These efforts also extend to the soil, adds Farley. “A healthy plant requires a resilient soil, and you cannot have a resilient soil without a healthy plant,” he says. “Our belief is that a ‘healthy plant is the ultimate biostimulant’ and by combining the microbiology and science, with soils, tissues, and agronomy has led us to new in-furrow and foliar innovations and a true program approach to the acre. This approach creates optimum soil/plant nutrient timing and balance for better consistency and yield. Biodyne/BW Fusion take a balanced approach of potential nutrient reduction of 20 pounds of nitrogen, 50 pounds of phosphorus, and 20 pounds of potassium, as well as 100 pounds of pell lime. At the end of the day, yield is still the desired goal but the reallocation of traditional fertilizer dollars to a biological approach is a real-world opportunity as the market moves forward.”

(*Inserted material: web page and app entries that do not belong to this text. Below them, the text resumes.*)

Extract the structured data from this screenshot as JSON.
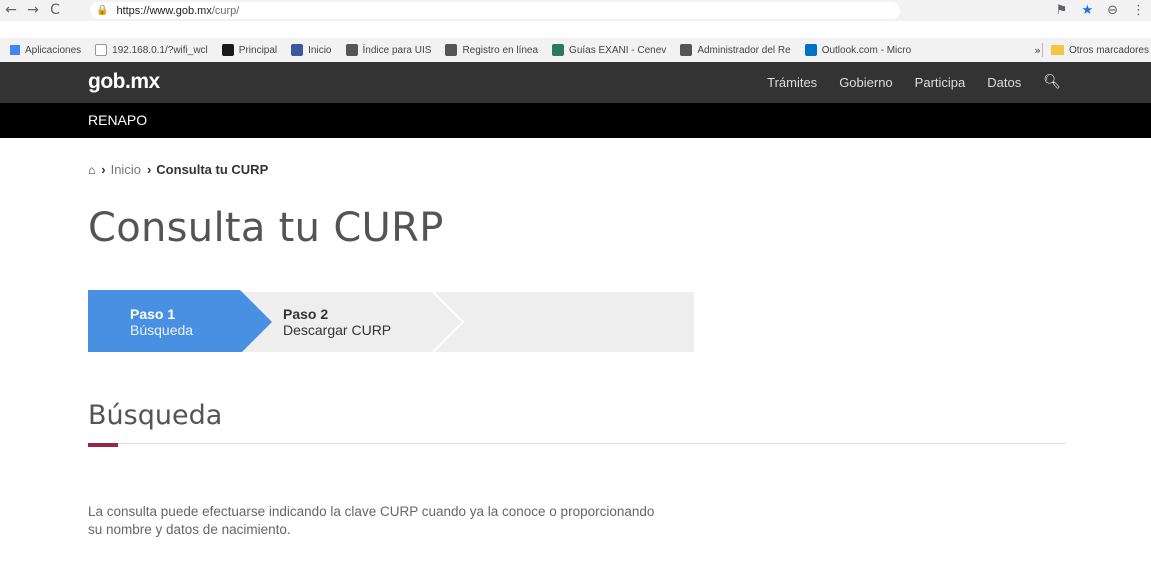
{
  "browser": {
    "url_host": "https://www.gob.mx",
    "url_path": "/curp/",
    "bookmarks": [
      {
        "label": "Aplicaciones",
        "color": "#4285f4"
      },
      {
        "label": "192.168.0.1/?wifi_wcl",
        "color": "#bbbbbb"
      },
      {
        "label": "Principal",
        "color": "#1a1a1a"
      },
      {
        "label": "Inicio",
        "color": "#3c5a99"
      },
      {
        "label": "Índice para UIS",
        "color": "#555555"
      },
      {
        "label": "Registro en línea",
        "color": "#555555"
      },
      {
        "label": "Guías EXANI - Cenev",
        "color": "#2b7a5f"
      },
      {
        "label": "Administrador del Re",
        "color": "#555555"
      },
      {
        "label": "Outlook.com - Micro",
        "color": "#0072c6"
      }
    ],
    "more": "»",
    "other_bookmarks": "Otros marcadores"
  },
  "header": {
    "logo": "gob.mx",
    "nav": [
      "Trámites",
      "Gobierno",
      "Participa",
      "Datos"
    ],
    "subbar": "RENAPO"
  },
  "breadcrumb": {
    "inicio": "Inicio",
    "current": "Consulta tu CURP"
  },
  "page_title": "Consulta tu CURP",
  "steps": [
    {
      "number": "Paso 1",
      "label": "Búsqueda",
      "active": true,
      "color": "#4a90e2"
    },
    {
      "number": "Paso 2",
      "label": "Descargar CURP",
      "active": false,
      "color": "#eeeeee"
    }
  ],
  "section_title": "Búsqueda",
  "accent_color": "#9d2449",
  "description": "La consulta puede efectuarse indicando la clave CURP cuando ya la conoce o proporcionando su nombre y datos de nacimiento."
}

Looking beyond the 2023 growing season, Farley foresees more market acceptance of biofertilizers from the entire agricultural business. “The biofertilizers market will continue to grow in the next years and growers, retailers, manufacturers, are all seeing value and will continue to invest resources to the development of their products in this space,” he says. “I would imagine that the market will continue to grow and this biofertilizers market is still in its infancy. It is an exciting time as this market grows, and we all learn together how to optimize opportunities around nutrient efficiency and increased farmer return-on-investment.”
DPH’s Messman also believes market growth is in the biofertilizers category future. Indeed, he points to several global influences and trends that seem to make this belief all the more certain.
“In addition, despite rising food costs due to inflation, societal pressure for more sustainable approaches to crop production remains high, if not higher, in 2023,” he says. “Growers continue choosing biofertilizers as a practical and economical way to adopt climate-smart practices while capturing a larger share of the sustainable food market demand.”